## What is expected
When copying the data, keep every line exactly the same.

## Web page and app entries
● ● ● ●

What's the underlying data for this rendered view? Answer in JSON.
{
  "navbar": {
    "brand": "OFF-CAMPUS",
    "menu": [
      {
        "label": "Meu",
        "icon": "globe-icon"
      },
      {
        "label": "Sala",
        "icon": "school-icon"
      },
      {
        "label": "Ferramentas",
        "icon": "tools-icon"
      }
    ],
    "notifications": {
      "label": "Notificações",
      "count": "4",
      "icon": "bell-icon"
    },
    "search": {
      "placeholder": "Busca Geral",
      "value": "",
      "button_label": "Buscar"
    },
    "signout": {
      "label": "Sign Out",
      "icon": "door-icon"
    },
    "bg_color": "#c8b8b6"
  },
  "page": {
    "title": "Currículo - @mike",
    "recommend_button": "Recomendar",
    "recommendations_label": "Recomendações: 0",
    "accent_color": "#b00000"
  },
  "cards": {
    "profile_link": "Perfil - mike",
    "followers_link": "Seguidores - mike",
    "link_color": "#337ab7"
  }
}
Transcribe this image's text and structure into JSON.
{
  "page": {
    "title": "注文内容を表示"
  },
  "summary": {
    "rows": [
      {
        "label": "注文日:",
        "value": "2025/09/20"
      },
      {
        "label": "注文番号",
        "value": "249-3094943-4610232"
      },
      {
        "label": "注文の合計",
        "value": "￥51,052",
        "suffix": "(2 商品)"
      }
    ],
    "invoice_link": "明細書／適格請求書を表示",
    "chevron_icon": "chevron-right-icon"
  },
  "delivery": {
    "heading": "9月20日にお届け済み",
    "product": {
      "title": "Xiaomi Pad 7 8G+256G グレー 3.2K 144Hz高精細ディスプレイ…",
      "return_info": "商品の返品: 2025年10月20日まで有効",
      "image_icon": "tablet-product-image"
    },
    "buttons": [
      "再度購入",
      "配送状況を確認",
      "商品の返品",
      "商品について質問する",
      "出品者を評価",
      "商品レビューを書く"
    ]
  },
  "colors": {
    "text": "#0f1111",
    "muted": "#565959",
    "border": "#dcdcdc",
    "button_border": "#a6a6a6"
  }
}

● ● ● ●

## Written response
What's the underlying data for this rendered view? Answer in JSON.
{
  "navbar": {
    "brand": "OFF-CAMPUS",
    "menu": [
      {
        "label": "Meu",
        "icon": "globe-icon"
      },
      {
        "label": "Sala",
        "icon": "school-icon"
      },
      {
        "label": "Ferramentas",
        "icon": "tools-icon"
      }
    ],
    "notifications": {
      "label": "Notificações",
      "count": "4",
      "icon": "bell-icon"
    },
    "search": {
      "placeholder": "Busca Geral",
      "value": "",
      "button_label": "Buscar"
    },
    "signout": {
      "label": "Sign Out",
      "icon": "door-icon"
    },
    "bg_color": "#c8b8b6"
  },
  "page": {
    "title": "Currículo - @mike",
    "recommend_button": "Recomendar",
    "recommendations_label": "Recomendações: 0",
    "accent_color": "#b00000"
  },
  "cards": {
    "profile_link": "Perfil - mike",
    "followers_link": "Seguidores - mike",
    "link_color": "#337ab7"
  }
}
Transcribe this image's text and structure into JSON.
{
  "page": {
    "title": "注文内容を表示"
  },
  "summary": {
    "rows": [
      {
        "label": "注文日:",
        "value": "2025/09/20"
      },
      {
        "label": "注文番号",
        "value": "249-3094943-4610232"
      },
      {
        "label": "注文の合計",
        "value": "￥51,052",
        "suffix": "(2 商品)"
      }
    ],
    "invoice_link": "明細書／適格請求書を表示",
    "chevron_icon": "chevron-right-icon"
  },
  "delivery": {
    "heading": "9月20日にお届け済み",
    "product": {
      "title": "Xiaomi Pad 7 8G+256G グレー 3.2K 144Hz高精細ディスプレイ…",
      "return_info": "商品の返品: 2025年10月20日まで有効",
      "image_icon": "tablet-product-image"
    },
    "buttons": [
      "再度購入",
      "配送状況を確認",
      "商品の返品",
      "商品について質問する",
      "出品者を評価",
      "商品レビューを書く"
    ]
  },
  "colors": {
    "text": "#0f1111",
    "muted": "#565959",
    "border": "#dcdcdc",
    "button_border": "#a6a6a6"
  }
}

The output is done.